[Web page and app entries]
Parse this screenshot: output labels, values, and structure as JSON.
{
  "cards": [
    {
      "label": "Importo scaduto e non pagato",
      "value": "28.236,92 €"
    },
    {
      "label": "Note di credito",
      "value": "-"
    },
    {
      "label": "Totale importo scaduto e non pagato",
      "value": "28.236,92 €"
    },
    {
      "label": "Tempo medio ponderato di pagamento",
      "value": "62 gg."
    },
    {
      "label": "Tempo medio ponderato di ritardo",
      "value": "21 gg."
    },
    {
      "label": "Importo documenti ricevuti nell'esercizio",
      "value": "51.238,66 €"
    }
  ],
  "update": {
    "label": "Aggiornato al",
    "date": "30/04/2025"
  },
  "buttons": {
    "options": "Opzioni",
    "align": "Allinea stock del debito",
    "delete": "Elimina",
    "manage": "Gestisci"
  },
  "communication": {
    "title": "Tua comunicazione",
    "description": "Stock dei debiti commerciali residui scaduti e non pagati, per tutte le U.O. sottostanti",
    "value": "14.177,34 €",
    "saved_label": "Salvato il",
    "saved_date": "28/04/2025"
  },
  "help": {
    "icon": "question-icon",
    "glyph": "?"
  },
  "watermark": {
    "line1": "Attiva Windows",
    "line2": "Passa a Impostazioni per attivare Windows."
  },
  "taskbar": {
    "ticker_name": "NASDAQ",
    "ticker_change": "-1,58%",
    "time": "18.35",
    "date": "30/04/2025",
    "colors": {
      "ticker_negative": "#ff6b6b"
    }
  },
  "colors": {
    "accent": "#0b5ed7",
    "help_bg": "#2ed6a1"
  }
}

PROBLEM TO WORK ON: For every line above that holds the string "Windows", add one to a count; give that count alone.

RESPONSE: 2